In January 2016, Romania suggested the creation of a NATO Black Sea Fleet as a means of securing NATO’s eastern flank, in response to the annexation of Crimea, which de facto provided Russia with a direct maritime border with Romania and Bulgaria. However, the initiative garnered no support from Sofia, as some 80% of Bulgarian exports and imports transits through the Black Sea, while tourism, especially from Russia, contributes greatly to the economy. Allowing a NATO fleet to be stationed in Bulgarian waters could be seen as an aggressive act against Russia, potentially changing its overall positive relationship with Bulgaria.
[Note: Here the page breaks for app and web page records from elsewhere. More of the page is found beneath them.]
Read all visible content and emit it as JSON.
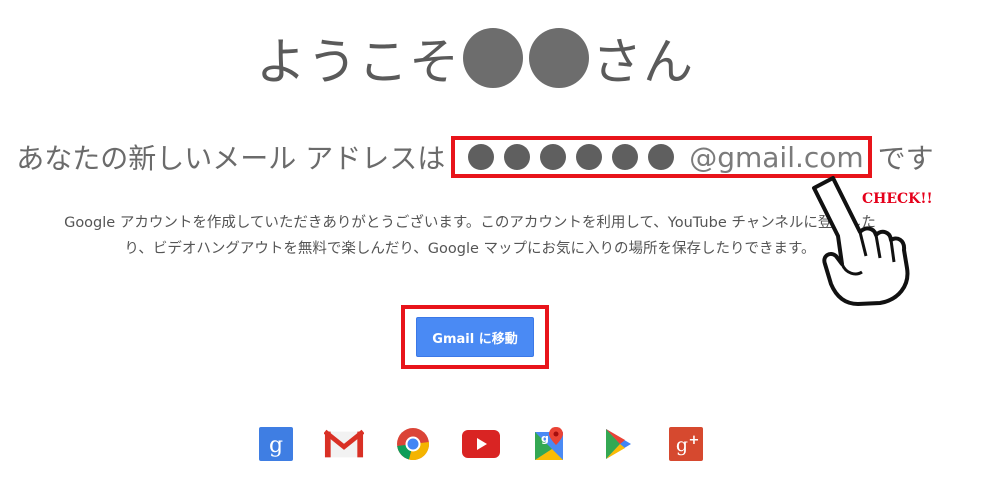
{
  "welcome": {
    "prefix": "ようこそ",
    "suffix": "さん"
  },
  "address": {
    "prefix": "あなたの新しいメール アドレスは",
    "domain": "@gmail.com",
    "suffix": "です",
    "highlight_color": "#e8141a"
  },
  "description": {
    "line1": "Google アカウントを作成していただきありがとうございます。このアカウントを利用して、YouTube チャンネルに登録した",
    "line2": "り、ビデオハングアウトを無料で楽しんだり、Google マップにお気に入りの場所を保存したりできます。"
  },
  "annotation": {
    "check_label": "CHECK!!",
    "color": "#e5001b"
  },
  "button": {
    "label": "Gmail に移動",
    "color": "#4a8af4"
  },
  "services": [
    "google-search-icon",
    "gmail-icon",
    "chrome-icon",
    "youtube-icon",
    "maps-icon",
    "play-store-icon",
    "google-plus-icon"
  ]
}
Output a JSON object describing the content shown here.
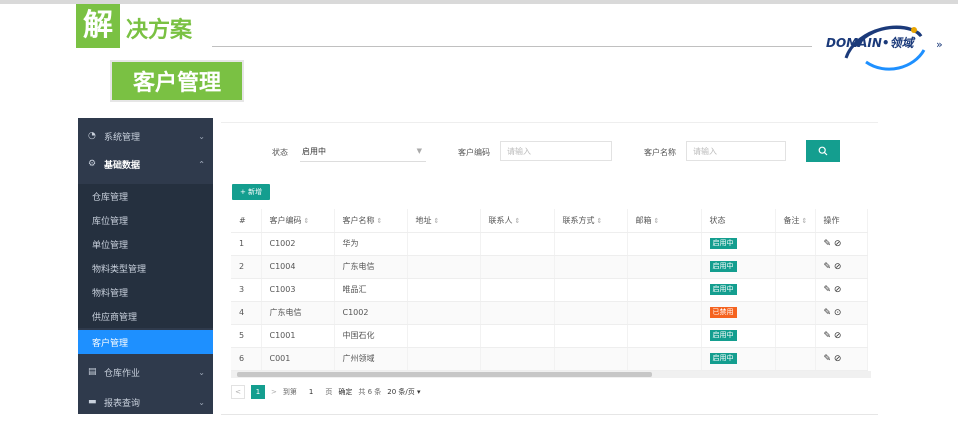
{
  "slide": {
    "title_first_char": "解",
    "title_rest": "决方案",
    "subtitle": "客户管理",
    "logo_text": "DOMAIN•领域",
    "logo_arrows": "»"
  },
  "sidebar": {
    "groups": [
      {
        "label": "系统管理",
        "icon": "gauge-icon",
        "state": "collapsed"
      },
      {
        "label": "基础数据",
        "icon": "gear-icon",
        "state": "expanded"
      },
      {
        "label": "仓库作业",
        "icon": "clipboard-icon",
        "state": "collapsed"
      },
      {
        "label": "报表查询",
        "icon": "chat-icon",
        "state": "collapsed"
      }
    ],
    "children": [
      "仓库管理",
      "库位管理",
      "单位管理",
      "物料类型管理",
      "物料管理",
      "供应商管理",
      "客户管理"
    ],
    "active_child": "客户管理"
  },
  "filters": {
    "status_label": "状态",
    "status_value": "启用中",
    "code_label": "客户编码",
    "code_placeholder": "请输入",
    "name_label": "客户名称",
    "name_placeholder": "请输入"
  },
  "toolbar": {
    "add_label": "+ 新增"
  },
  "table": {
    "headers": [
      "#",
      "客户编码",
      "客户名称",
      "地址",
      "联系人",
      "联系方式",
      "邮箱",
      "状态",
      "备注",
      "操作"
    ],
    "rows": [
      {
        "no": "1",
        "code": "C1002",
        "name": "华为",
        "status": "启用中",
        "status_kind": "on",
        "ops": "✎ ⃠"
      },
      {
        "no": "2",
        "code": "C1004",
        "name": "广东电信",
        "status": "启用中",
        "status_kind": "on",
        "ops": "✎ ⃠"
      },
      {
        "no": "3",
        "code": "C1003",
        "name": "唯品汇",
        "status": "启用中",
        "status_kind": "on",
        "ops": "✎ ⃠"
      },
      {
        "no": "4",
        "code": "广东电信",
        "name": "C1002",
        "status": "已禁用",
        "status_kind": "off",
        "ops": "✎ ✓"
      },
      {
        "no": "5",
        "code": "C1001",
        "name": "中国石化",
        "status": "启用中",
        "status_kind": "on",
        "ops": "✎ ⃠"
      },
      {
        "no": "6",
        "code": "C001",
        "name": "广州领域",
        "status": "启用中",
        "status_kind": "on",
        "ops": "✎ ⃠"
      }
    ]
  },
  "pager": {
    "prev": "<",
    "current": "1",
    "next": ">",
    "goto_label": "到第",
    "goto_value": "1",
    "page_unit": "页",
    "confirm": "确定",
    "total": "共 6 条",
    "page_size": "20 条/页 ▾"
  },
  "colors": {
    "brand_green": "#7ac143",
    "teal": "#149e8f",
    "sidebar_bg": "#2f3a4c",
    "active_blue": "#1e90ff",
    "danger": "#f5631f"
  }
}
Additionally, Bulgaria depends heavily on Moscow for oil and gas imports, and even for the maintenance of its air force, primarily composed of Soviet MIG-29 and SU-25, despite being a NATO ally. Many Bulgarians also have more positive attitudes toward Russia – a culturally and socially closer nation – than the US, to the extent of mentioning the latter as a bigger threat to regional stability in 2015.
The current debate surrounding NATO allies’ contributions (in terms of percentage of GDP allocated to military expenses) has also had an effect on attitudes toward the US. This materialized in the largest decline in history of American leadership approval among allies, between 2016 and 2017. Portugal, Belgium and Norway all registered a point loss over 40%. Citizens in many Central and Eastern European countries such as Slovenia and Bulgaria also expressed increased mistrust. Amplified frustration with President Trump among NATO allies is likely to further complicate the situation and could harm the effectiveness of future NATO initiatives.
In Central and Eastern Europe the stakes are even higher. In the post-Soviet era, the competition for influence between Russia and the West is still a reality. In the long run, it is not inconceivable to see some countries, such as Bulgaria or Serbia, grow even closer to Russia, further weakening America’s already diminishing influence in the region and emboldening Putin to act more aggressively. With the persisting Ukrainian civil war, in which Russia is heavily involved, raging close to Europe’s most eastern border, an increased understanding of the region’s cultural and sociological intricacies would certainly be beneficial to help reassess American foreign policy.
With mounting frustrations toward President Trump and the United States in Europe, the future looks somewhat bleak. Washington’s relationship with Western European nations is based on decades of strong cooperation and a shared belief in the virtues of the liberal post-World War II global order. On the other hand, the links between the US and European countries of the former Soviet bloc are much newer and have yet to be fully fortified. America’s deteriorating image, as well as an emboldened and outwardly aggressive Russia, should act as a wake-up call for policymakers and researchers to invest more time and interest in this region, and to strengthen American leadership as a way to ensure the stability of the entire continent and the viability of the Western alliance.
The views and opinions expressed in this article are those of the author and do not necessarily reflect the position of TFA’s Editorial Board.
Cover Picture: Map of Central and Eastern Europe, © Cartographer of the United Nations / Wikimedia Commons